 Defence department representatives have met with Treasury Board to ask for more money for the Joint Support Ship project but at this point it is unclear whether additional funds will be approved.


 The JSS project, as it is called, was announced in Halifax in June 2006 by Public Works Minister Michael Fortier and then defence minister Gordon O’Connor. The new vessels are to replace the navy’s aging supply ships which are considered vital to supporting destroyers and frigates for long periods at sea.


 The project will acquire three new vessels as well hire a company to conduct in-service support for the ships over a 20-year-period.


 The Conservatives used the JSS project to kick off the equipment portion of its Canada First Defence Strategy two years ago, heralding the event as a new beginning for transforming the Canadian military for the future. At the time Mr. O’Connor said the JSS project showed the Conservative government was “committed to getting the right equipment for the Canadian Forces, at the right price for Canadians, with the right benefits for Canadian industry.”

 The problems with the JSS, however, are the latest to affect the Canada First Defence Strategy. Last week the strategy became mired in controversy after Prime Minister Stephen Harper announced further details of the long-term plan but was later contradicted by government officials on the cost of various equipment programs. That prompted opposition MPs to accuse the Conservatives of low-balling the cost of new military gear by tens of billions of dollars.

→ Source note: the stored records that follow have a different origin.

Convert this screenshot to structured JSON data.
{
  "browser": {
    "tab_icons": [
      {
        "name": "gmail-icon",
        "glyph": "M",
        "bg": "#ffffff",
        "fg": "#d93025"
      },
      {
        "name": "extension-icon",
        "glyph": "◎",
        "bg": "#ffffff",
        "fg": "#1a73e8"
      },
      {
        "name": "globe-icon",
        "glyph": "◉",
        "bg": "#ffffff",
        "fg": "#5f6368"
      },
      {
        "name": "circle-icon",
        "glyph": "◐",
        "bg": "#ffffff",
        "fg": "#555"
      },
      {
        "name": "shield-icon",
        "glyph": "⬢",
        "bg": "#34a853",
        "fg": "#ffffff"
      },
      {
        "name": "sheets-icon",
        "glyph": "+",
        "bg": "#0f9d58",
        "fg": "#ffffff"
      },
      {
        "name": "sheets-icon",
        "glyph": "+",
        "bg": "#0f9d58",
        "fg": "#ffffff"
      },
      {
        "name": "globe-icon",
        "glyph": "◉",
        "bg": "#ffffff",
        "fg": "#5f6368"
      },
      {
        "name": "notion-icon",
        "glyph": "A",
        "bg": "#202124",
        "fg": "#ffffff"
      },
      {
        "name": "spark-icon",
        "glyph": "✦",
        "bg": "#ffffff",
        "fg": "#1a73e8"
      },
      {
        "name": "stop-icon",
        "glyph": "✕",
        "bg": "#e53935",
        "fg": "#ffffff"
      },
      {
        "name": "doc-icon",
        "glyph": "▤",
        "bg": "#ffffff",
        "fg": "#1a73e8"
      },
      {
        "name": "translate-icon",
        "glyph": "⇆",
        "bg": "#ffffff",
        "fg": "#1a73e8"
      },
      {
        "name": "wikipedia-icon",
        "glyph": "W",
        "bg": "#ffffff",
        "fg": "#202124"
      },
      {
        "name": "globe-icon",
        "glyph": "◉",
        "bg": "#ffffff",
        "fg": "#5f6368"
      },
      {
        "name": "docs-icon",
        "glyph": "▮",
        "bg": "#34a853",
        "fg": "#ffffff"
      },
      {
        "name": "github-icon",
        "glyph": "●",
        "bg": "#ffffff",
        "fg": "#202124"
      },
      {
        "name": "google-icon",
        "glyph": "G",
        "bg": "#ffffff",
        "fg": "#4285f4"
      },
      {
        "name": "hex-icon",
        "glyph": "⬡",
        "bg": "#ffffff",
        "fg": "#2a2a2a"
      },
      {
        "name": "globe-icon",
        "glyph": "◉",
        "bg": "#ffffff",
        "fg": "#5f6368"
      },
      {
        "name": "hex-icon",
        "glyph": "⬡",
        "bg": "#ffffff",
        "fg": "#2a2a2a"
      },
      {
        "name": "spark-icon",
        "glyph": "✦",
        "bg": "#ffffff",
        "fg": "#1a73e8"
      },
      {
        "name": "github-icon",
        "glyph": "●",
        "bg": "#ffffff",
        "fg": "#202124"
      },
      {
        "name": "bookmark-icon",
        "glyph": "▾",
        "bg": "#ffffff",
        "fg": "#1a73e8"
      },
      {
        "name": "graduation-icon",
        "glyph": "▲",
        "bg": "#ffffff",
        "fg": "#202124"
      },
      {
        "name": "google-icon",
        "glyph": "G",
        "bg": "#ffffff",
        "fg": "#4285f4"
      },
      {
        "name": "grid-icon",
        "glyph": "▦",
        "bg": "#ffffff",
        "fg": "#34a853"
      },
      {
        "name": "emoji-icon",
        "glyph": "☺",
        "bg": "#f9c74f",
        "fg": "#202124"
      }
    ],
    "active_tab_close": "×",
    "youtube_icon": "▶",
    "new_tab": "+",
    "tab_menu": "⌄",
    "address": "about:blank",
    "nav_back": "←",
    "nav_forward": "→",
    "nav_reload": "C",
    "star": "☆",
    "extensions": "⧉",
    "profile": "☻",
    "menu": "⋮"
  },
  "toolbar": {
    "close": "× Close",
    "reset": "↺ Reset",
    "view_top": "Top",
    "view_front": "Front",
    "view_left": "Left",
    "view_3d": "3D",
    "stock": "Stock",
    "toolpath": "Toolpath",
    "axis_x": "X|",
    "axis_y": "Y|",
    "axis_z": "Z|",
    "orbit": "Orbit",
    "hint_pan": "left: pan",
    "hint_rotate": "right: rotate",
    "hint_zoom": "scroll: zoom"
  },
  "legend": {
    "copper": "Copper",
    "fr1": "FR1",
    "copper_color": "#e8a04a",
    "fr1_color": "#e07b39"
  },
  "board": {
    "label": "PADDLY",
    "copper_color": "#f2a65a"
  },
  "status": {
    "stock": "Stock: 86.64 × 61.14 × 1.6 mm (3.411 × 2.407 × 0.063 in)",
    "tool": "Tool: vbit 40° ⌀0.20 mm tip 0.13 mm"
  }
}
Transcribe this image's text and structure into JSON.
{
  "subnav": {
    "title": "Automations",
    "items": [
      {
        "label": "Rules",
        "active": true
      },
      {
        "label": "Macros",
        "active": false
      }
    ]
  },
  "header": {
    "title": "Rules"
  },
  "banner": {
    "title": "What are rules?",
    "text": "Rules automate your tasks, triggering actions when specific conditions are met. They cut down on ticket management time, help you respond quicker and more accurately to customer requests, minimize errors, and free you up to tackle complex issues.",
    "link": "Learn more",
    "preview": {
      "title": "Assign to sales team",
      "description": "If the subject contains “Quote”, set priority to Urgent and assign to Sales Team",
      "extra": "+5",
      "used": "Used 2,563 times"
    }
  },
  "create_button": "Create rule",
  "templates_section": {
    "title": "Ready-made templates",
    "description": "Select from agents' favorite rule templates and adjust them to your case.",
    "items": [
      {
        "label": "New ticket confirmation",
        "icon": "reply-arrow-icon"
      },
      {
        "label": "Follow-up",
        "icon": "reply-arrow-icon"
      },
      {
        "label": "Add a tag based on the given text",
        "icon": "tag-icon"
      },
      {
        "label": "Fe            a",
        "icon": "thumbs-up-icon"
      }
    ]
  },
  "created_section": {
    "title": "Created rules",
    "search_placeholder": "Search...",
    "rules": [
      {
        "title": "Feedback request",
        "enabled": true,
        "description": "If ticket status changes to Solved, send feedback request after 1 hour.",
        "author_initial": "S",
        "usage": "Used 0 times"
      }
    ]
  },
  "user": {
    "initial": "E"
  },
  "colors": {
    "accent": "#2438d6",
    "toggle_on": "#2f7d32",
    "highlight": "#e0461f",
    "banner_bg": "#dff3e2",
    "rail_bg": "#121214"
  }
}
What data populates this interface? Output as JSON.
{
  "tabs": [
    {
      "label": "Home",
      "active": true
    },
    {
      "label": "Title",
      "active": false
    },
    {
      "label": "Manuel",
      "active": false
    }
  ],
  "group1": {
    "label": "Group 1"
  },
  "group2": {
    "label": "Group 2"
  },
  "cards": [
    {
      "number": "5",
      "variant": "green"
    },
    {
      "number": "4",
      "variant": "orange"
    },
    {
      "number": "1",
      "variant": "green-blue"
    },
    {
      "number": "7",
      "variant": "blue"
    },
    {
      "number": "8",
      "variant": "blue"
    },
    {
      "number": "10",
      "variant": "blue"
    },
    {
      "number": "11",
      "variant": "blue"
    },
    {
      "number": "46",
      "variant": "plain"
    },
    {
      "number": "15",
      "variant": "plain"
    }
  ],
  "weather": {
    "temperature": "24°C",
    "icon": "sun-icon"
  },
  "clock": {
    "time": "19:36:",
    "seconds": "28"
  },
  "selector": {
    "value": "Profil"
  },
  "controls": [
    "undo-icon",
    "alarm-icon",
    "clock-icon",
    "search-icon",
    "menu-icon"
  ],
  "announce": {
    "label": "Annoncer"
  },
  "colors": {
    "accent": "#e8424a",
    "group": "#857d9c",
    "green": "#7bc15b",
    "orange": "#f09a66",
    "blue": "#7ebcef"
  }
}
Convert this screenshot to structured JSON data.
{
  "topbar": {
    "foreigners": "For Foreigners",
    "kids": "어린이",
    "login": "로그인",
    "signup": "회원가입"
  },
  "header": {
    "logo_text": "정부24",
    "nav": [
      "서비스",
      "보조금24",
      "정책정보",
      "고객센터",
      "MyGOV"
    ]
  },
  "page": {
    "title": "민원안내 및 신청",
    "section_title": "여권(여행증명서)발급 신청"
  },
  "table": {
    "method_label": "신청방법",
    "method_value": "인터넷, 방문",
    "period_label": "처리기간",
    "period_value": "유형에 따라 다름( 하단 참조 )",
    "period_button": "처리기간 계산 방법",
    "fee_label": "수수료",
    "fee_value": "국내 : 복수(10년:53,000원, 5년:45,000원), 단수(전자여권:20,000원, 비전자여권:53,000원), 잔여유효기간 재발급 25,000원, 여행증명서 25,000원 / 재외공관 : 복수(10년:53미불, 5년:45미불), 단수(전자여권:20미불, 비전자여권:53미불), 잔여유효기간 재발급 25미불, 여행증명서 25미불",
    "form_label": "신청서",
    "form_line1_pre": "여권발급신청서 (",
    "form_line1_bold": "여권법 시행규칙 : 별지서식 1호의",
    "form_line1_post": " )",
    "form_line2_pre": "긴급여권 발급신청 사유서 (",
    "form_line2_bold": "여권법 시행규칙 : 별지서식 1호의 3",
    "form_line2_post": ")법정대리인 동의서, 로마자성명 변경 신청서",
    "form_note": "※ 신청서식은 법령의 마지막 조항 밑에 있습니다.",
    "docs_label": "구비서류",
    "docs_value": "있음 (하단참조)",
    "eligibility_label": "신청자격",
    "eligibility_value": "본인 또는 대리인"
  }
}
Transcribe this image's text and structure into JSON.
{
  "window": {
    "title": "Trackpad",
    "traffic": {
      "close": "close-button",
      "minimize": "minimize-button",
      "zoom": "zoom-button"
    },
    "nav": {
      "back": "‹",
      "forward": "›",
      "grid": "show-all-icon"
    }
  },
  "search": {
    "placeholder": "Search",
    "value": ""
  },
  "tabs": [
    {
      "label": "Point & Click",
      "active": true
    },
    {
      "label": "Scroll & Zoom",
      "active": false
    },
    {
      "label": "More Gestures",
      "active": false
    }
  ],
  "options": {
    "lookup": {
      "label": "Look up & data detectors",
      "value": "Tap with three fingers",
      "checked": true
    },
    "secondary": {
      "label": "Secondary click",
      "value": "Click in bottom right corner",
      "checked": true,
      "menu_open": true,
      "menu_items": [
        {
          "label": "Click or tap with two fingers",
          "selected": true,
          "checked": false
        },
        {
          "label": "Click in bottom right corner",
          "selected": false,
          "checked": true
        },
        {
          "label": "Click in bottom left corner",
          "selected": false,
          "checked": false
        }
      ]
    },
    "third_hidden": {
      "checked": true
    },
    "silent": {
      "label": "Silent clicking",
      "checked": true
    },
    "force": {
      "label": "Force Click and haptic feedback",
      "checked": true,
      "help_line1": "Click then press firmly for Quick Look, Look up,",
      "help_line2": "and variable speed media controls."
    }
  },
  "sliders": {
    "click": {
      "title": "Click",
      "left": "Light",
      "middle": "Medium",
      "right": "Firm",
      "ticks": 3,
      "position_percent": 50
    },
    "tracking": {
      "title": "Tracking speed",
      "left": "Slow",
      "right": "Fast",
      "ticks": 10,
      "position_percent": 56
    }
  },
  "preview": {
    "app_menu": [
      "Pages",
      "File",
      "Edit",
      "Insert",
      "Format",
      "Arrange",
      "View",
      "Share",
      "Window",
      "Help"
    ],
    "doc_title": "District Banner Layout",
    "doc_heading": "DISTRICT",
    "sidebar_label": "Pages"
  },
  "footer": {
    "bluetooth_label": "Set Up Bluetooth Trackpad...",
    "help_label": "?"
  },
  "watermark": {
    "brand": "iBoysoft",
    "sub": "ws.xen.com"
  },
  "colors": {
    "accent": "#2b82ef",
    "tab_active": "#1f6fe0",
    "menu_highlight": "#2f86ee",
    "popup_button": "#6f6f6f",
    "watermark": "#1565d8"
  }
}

 Other opposition MPs said there was no way the government could guarantee the funding for various equipment programs would be available that far into the future.


The $2.1 billion set aside for buying three Joint Support Ships is not enough, confirm defence officials. They point out that part of the problem is that the new vessels would conduct missions far beyond the scope of re-supplying warships at sea, the role now done by the decades-old Protecteur-class ships.


 Besides supplying ships, the JSS will have to carry army vehicles, a command centre and a small hospital as well as other facilities to support ground troops on shore. There is no similar type of ship like it in the world as most navies use two types of vessels to do the two distinct roles.


 Defence officials have heard from industry that the money set aside by the government might be enough for two ships, not three. A minimum of three ships is needed because of the size of the territory covered by the navy and the fact that at times one ship could be sidelined for maintenance.


 The Defence Department declined to provide comment and referred questions to Public Works and Government Services Canada. That department, however, also declined to discuss the ongoing problems with the JSS.


 “As the procurement process has not been completed yet, it would be inappropriate to comment further,” said Lucie Brosseau, a Public Works spokeswoman.


 The first ship is supposed to be delivered sometime in 2012 but it’s unclear at this point whether that schedule will be kept.


 Liberal senator Colin Kenny said too many capabilities are expected from the ships for the budget the government approved. “Having some kind of replenishment capability for the navy is vital so this is a serious issue,” said Mr. Kenny, chairman of the senate’s committee on national defence and security.


 He noted that having just two ships would be unacceptable and unworkable in that one vessel is often docked for regular maintenance.


 Negotiations between Treasury Board and the Defence Department are expected to continue.


 The new ships will be around 200 meters in length and have a displacement of 28,000 metric tonnes.


 Defence chief Gen. Rick Hillier views the ships as key to the future of the Canadian Forces, not just to support the navy in its missions. He has said the JSS would be used to provide support to international operations for the other services as well.  “The ships will provide the vital lifeline of supply and support to other Canadian navy ships as well as to army and air force assets in certain deployed operations,” Gen. Hillier has said. “A key component of the Canadian Forces transformation, the ships will help build a truly ‘joint’ navy, army and air force capability.”

For more Canadian Forces and Defence Department news go to David Pugliese’s Defence Watch at: